REQUIRED ACTION >>
In the records, each line holding "Compilation" must be reported.

[[ DATA FOR THIS TASK, beginning ]]

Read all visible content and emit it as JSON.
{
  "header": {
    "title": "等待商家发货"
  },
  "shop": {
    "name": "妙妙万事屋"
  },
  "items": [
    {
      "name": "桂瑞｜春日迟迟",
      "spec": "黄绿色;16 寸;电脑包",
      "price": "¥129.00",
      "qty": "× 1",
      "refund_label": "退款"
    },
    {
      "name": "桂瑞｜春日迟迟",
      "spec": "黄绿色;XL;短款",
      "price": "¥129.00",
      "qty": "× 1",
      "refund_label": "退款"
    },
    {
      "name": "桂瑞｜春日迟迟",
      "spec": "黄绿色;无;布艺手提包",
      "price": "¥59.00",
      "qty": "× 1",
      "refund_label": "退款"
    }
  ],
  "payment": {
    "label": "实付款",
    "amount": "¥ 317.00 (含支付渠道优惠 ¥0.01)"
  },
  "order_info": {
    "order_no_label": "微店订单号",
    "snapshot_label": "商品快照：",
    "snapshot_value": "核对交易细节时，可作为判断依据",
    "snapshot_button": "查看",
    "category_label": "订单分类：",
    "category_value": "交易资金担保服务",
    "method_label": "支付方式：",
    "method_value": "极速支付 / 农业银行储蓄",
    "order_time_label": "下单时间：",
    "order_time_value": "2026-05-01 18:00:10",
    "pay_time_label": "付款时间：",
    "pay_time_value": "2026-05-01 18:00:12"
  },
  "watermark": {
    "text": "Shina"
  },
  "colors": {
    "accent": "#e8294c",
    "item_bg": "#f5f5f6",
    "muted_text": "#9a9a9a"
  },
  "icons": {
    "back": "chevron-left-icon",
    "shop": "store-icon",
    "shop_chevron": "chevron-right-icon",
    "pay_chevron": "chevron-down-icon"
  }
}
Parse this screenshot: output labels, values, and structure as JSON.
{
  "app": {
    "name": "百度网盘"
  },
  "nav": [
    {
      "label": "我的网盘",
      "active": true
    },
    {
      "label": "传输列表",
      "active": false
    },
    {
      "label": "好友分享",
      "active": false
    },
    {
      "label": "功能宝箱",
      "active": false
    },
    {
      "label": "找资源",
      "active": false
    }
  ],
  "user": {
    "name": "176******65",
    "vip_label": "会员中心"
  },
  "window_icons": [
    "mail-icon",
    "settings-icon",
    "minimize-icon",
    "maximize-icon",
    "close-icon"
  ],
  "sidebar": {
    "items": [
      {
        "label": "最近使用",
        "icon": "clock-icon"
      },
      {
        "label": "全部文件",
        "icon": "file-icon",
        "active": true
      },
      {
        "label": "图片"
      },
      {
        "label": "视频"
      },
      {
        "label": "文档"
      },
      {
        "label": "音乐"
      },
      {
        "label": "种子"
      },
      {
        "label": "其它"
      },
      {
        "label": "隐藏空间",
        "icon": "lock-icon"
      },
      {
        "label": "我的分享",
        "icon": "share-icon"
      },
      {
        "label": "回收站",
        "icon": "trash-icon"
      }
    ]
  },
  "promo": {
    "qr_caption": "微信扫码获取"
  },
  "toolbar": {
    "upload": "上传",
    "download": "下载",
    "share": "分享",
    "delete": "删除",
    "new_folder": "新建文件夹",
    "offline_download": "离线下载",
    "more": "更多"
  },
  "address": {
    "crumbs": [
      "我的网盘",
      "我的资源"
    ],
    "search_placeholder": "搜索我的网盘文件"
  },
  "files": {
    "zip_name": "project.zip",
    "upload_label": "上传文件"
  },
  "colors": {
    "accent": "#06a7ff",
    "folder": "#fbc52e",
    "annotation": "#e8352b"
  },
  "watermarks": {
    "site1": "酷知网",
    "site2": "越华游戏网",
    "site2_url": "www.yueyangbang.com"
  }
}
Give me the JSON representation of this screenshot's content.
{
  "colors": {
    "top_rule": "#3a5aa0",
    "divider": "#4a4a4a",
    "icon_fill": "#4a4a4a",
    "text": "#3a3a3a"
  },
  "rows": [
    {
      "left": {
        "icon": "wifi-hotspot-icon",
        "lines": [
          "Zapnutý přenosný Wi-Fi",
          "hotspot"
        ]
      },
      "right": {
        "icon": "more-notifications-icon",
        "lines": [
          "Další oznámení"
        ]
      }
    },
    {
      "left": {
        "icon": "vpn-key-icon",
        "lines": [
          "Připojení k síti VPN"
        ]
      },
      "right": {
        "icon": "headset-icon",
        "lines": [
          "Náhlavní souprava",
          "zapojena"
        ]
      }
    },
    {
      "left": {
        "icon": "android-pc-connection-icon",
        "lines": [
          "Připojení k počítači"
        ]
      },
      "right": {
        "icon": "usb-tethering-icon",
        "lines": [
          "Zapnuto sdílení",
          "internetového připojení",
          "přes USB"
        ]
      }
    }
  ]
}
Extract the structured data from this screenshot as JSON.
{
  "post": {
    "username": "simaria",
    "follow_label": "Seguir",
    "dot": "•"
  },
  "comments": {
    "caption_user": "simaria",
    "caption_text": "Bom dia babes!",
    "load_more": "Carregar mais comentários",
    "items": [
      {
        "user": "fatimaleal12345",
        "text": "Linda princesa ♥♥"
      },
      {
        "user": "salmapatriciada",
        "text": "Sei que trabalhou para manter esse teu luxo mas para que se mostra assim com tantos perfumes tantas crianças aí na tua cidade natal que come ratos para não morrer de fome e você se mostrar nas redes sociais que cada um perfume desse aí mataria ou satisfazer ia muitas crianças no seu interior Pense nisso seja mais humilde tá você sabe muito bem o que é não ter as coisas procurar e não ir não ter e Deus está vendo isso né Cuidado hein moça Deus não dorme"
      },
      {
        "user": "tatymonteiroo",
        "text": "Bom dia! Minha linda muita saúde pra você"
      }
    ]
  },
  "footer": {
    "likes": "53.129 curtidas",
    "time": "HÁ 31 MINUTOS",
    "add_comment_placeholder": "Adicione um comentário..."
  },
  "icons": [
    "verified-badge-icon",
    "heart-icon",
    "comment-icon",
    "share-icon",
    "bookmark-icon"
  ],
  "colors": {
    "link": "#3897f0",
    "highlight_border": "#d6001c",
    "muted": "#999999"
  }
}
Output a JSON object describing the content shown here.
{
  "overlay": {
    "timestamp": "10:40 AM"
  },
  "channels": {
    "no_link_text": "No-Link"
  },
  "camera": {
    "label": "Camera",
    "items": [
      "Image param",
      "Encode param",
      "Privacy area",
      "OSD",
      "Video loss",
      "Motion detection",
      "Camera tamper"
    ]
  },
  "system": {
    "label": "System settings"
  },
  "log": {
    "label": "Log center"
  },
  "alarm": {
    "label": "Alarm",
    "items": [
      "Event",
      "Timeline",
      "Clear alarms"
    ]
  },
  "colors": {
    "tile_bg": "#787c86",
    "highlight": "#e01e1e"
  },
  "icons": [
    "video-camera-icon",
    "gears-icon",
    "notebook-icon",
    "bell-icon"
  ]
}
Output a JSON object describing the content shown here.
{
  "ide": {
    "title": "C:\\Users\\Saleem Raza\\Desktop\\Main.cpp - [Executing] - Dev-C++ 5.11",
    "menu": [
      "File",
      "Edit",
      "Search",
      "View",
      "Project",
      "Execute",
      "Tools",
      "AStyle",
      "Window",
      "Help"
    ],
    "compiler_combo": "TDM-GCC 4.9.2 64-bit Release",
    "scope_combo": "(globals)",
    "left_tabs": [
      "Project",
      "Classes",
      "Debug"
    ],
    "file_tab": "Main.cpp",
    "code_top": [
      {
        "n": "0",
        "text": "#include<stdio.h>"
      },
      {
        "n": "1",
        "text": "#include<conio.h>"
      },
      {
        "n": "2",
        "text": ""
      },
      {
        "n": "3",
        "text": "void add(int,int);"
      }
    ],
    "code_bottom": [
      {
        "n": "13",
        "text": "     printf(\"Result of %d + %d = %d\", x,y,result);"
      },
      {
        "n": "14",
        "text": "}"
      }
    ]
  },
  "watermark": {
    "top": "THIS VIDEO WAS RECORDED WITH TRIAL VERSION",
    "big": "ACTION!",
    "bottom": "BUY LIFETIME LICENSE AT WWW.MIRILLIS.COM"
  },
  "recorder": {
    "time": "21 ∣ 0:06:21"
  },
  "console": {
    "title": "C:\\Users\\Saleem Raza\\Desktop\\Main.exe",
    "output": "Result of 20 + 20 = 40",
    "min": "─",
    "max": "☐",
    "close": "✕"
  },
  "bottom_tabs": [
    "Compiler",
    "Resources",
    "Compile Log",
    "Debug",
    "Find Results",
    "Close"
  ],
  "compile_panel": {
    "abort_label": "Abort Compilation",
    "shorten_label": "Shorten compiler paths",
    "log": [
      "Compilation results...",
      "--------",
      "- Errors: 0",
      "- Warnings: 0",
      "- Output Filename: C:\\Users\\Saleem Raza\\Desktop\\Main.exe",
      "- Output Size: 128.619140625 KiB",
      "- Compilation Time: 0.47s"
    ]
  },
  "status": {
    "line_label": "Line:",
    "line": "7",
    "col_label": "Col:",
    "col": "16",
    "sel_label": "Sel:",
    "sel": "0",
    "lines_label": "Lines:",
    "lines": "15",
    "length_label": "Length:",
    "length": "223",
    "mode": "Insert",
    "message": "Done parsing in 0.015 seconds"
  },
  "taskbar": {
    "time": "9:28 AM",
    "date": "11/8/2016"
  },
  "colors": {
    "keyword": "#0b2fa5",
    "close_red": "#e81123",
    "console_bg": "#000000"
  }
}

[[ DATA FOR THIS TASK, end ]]

SOLUTION FOR THIS EXERCISE >>
    "abort_label": "Abort Compilation",
      "Compilation results...",
      "- Compilation Time: 0.47s"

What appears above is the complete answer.